Sugar is serious business in Egypt. The average Egyptian consumes about 66 pounds per year, the 5th-largest amount in the world, often by heaping spoonfuls of it into frequent cups of tea. Since Egypt doesn’t produce enough sugar to meet its massive demand, the country must import about 1 million tonnes per year, a third of what it consumes.
But that’s no longer possible. Since U.S. dollars are the global currency, Egyptian importers need them to buy and obtain sugar. But due to a lack of tourism, a decline in Suez Canal revenue, and an otherwise faltering economy, importers are either unable to legally procure hard currency or unwilling to do so at sky-high black-market rates.
Tariffs on sugar imports coupled with higher global prices have further compounded the problem, and as a result, the government just raised the price of subsidized sugar by 40 percent.
It’s one of many economic challenges with which the government has been unable to deal, and as a result, Egyptian frustration grows as President Abdel Fattah el-Sisi’s approval ratings fall. And the lack of sugar now serves as a daily reminder of Sisi’s failures.
As do frequent satirical internet posts. In one video put on Facebook by a Cairo-based creative agency, two young Egyptians meet a dealer in a vacant lot one night to, as they put it, “score.” After returning home with plastic baggies filled with a white crystalline substance, they stir it into tea. The illicit substance is simple table sugar.
Another post portrays a similar scenario, but in the form of a rap video.
Authorities have conducted sugar raids — including October raids of factories operated by PepsiCo and Edita, a snack food maker that produces Twinkies and HoHos in Egypt — and accused companies of hoarding sugar in order to ensure continued production. Edita saw the value of its stock fall almost 7 percent after the news broke.
Hoarding sugar in Egypt can even get you jailed. The law isn’t new, but the government’s increasingly strict enforcement of it is. Last month, an Egyptian shop owner convicted of hoarding the increasingly precious commodity received a five-year sentence and an $11,000 fine.
The government is continuing its efforts to boost domestic sugar production, but sugar cane, which accounts for 43 percent of that production, is a water-intensive crop, and Egypt is already facing water supply issues. This year, the government has been encouraging farmers to grow sugar beets, which are less thirsty.

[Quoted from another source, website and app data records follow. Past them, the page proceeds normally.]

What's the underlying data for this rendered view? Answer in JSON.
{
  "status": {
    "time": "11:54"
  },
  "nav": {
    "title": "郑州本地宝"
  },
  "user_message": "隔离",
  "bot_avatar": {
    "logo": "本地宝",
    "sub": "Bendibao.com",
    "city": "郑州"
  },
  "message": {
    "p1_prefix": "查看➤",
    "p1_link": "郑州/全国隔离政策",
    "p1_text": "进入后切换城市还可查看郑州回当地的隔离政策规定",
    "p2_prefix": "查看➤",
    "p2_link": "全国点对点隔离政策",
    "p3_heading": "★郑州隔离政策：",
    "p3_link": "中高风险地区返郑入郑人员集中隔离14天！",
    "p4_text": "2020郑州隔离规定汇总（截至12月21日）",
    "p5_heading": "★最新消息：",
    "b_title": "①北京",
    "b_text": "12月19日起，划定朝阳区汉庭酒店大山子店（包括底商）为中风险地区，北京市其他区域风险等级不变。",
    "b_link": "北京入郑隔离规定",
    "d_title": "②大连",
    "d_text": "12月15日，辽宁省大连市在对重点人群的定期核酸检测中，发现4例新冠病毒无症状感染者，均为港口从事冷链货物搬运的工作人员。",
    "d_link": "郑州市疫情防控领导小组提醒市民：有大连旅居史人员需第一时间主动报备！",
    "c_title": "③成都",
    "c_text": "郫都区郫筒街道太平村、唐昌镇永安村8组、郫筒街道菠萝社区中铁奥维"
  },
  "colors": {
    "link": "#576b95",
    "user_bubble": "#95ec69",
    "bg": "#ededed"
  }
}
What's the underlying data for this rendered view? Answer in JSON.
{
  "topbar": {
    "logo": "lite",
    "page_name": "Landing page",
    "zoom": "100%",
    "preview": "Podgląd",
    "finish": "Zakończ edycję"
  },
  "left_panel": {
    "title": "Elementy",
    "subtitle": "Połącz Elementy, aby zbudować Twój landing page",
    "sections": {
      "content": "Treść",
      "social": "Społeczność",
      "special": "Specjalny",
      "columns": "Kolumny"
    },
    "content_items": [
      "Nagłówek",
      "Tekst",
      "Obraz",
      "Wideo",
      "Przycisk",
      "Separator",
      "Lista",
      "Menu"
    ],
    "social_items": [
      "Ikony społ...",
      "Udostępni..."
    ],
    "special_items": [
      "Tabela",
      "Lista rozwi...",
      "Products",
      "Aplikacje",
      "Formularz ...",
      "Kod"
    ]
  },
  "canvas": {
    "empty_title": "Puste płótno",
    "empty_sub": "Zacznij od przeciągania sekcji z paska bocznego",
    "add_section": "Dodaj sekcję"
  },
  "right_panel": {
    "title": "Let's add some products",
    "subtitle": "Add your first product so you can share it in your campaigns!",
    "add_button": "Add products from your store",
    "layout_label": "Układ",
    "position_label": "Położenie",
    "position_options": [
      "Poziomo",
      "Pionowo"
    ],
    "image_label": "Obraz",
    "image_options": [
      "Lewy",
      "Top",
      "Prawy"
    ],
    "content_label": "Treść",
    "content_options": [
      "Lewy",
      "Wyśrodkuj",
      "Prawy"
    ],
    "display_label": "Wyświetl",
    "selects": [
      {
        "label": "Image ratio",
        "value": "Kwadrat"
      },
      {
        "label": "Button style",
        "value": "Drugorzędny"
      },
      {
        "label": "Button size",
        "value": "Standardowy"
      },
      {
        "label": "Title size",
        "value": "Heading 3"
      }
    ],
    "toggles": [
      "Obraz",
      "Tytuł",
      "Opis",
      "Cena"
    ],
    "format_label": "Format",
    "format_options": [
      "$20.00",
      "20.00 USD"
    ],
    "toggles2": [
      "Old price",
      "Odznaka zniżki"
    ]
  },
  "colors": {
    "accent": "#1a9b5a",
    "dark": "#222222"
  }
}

Sugar beets could make some farmers a little more money while using a lot less water, but they’re hardly a solution to Egypt’s wide-ranging economic woes. Many Egyptians want an increase in government spending that they believe will help create more jobs, improve health care, and establish more educational opportunities. The government, however, is pursuing austerity measures that include the reduction of subsidies and a currency devaluation, both of which are likely to hurt the most vulnerable Egyptians.
Earlier this month, the Egyptian pound was free-floated, meaning that its value is no longer pegged to the U.S. dollar and is instead determined by the free market. It was a necessary step in order to receive an International Monetary Fund bailout, and in the long-term, the free-float will boost the economy by making Egyptian exports cheaper and the country more affordable for tourists. But in the short-term, it will mean increased inflation and budget deficits — which will in turn cause a lot of economic pain.
As the head of the Egyptian Armed Forces, Sisi led a coup in 2013 that enflamed much of the country. Sisi became president the following year with an overwhelming majority but no shortage of controversy. Since then, he has jailed large numbers of youthful opponents to his government.
Sisi was elected on a platform of security, stability, and economic prosperity, but he has yet to deliver on any of those fronts. And despite his tough reputation and the country’s recent history of upheaval, the viral video about scoring sugar — along with several other satirical Facebook posts — demonstrate that Sisi will continue to face vocal opposition from young Egyptians. One probable reason? More than 30 percent of them are currently unemployed.
The sugar shortage alone won’t doom his government — but it will add to the bitter taste in the mouths of a growing number of Egyptians.